My partner said that we don’t need to use condoms because I’m using birth control.

If you’re using birth control, you can tell your partner that although they’re usually 91-99% effective, birth control is not 100% effective and you don’t want to be one of the 1-9% that gets pregnant while on birth control.

What if I feel uncomfortable talking about condom use?

Talking about condoms may seem a little uncomfortable at first, especially if you don’t know how your partner will react. However, healthy relationships are based on trust and communication, so you should be able to talk about how you feel.

Having a face to face talk about using condoms shouldn’t be a big deal, but if you feel that it would be easier to chat about it over the phone or via text message, do that instead. Any communication is better than none at all.

What if I’m afraid of my partner’s reaction when I tell them I want to use condoms?

In healthy relationships, when partners have problems, they discuss them and work together to find a solution. If you’re afraid of how your partner might react, it might be a sign that you’re in an unhealthy relationship and/or that you should think about if you feel comfortable having sex with your .

What if I already know my partner doesn’t want to use condoms?

Sexual relationships involve two people, so why should your partner get to make the decision regarding condom use? Even if you already know that your partner doesn’t want to use condoms, you need to have a conversation about it. Be honest and state your concerns and the reasons you want to use condoms. You can also say “No glove, no love” or explain that if they want to have sex with you they will respect your decision to use protection.

How can I respond to my partner’s excuses?

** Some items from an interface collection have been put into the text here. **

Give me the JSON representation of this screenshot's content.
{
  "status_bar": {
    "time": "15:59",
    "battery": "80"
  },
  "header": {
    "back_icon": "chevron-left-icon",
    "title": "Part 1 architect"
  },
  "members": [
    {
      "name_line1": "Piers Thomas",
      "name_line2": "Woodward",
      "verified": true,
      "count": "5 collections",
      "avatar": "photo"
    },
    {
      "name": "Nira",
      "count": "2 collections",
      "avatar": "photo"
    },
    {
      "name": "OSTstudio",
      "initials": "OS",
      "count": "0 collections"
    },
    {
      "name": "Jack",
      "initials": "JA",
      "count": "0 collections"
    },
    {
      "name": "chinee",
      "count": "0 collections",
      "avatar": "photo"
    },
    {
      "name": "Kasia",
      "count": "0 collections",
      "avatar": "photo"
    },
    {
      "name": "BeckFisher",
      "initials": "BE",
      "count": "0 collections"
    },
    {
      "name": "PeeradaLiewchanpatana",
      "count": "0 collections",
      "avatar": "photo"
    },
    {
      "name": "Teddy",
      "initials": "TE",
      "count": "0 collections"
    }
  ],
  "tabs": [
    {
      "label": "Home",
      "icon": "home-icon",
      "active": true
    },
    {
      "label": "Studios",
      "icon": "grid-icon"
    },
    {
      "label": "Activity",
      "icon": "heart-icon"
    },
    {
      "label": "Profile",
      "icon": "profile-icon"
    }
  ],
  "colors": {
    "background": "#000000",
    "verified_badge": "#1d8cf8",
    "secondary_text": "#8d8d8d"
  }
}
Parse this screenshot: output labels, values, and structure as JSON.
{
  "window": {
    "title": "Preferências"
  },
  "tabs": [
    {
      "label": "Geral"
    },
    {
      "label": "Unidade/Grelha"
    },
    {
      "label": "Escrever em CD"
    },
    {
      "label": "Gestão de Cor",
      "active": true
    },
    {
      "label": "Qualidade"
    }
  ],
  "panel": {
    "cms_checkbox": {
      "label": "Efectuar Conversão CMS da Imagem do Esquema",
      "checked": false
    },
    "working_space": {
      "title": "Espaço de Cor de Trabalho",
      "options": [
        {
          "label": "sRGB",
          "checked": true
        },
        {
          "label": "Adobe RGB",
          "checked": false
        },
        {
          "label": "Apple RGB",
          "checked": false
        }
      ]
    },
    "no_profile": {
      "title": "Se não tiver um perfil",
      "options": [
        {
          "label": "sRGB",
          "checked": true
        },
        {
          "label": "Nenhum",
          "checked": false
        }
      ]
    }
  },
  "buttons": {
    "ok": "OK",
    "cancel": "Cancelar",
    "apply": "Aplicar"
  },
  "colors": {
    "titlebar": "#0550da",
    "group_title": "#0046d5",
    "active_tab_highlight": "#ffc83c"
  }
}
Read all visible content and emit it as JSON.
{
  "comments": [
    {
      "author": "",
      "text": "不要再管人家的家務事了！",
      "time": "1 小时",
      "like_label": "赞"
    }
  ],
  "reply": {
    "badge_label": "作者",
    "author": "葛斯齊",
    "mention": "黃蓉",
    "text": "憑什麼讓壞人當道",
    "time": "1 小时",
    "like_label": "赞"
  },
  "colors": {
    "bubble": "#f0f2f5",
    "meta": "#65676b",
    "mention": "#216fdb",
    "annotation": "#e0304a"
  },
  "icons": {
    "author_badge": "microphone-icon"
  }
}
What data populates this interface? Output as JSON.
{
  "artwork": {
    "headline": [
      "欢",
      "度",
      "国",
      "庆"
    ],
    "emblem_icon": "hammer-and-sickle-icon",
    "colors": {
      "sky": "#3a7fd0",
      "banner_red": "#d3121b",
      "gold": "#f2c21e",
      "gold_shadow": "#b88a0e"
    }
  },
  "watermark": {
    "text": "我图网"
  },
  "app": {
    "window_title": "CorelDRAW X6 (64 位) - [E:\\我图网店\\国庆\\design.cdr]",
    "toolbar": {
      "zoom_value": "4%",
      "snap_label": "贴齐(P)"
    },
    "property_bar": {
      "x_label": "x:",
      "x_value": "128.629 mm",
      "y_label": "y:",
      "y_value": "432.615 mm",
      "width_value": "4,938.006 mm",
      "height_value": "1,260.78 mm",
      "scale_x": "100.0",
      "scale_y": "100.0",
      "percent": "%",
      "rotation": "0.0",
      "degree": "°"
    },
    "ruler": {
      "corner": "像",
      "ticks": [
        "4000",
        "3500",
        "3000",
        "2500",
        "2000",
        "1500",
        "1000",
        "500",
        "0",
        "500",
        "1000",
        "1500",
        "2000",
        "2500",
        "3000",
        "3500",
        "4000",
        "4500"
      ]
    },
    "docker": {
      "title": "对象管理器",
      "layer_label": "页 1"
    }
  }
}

  • If they says: “If you love me, you’d let me have sex with you without a condom.”
    You can: Make it clear to them that this isn’t a valid reason. For instance, you could have used the same line and said “If you love me, you’d use a condom,” but you didn’t. You came up with mature, valid reasons regarding your health and wellbeing.
  • If they says: “Stopping to put on a condom will ruin the mood.”
    You can:Tell them that this doesn’t have to be true. If you keep condoms nearby and/or come up with a fun way of putting them on, it can actually add to the mood instead of taking away from it.
  • If they says: “My penis is too big for condoms.”(Some guys actually say this, but it’s not true.)
    You can: Tell him that condoms stretch to accommodate different sizes. If he’s putting the condom on correctly and it really is too tight, there are brands of condoms that come in larger sizes. You can even offer to buy a pack for him or buy a few different types to try!

What if my partner still says no to condoms?

If your partner still says no to using condoms after you’ve made it clear that it’s very important to you, you have an important decision to make. Ask yourself if you’re willing to take the risks that unprotected sex involves, and think long and hard about whether you really want to be with someone who doesn’t respect what is really important to you.

Talking to your partner about condoms may seem awkward at first, but it’s too important not to have the conversation! Try your best to get past your anxiety and talk to your partner, because you both need to be protected against sexually transmitted infections and unwanted pregnancy if this is a possibility. If your partner really cares about you, they won’t have a problem with agreeing to use condoms every time you have sex.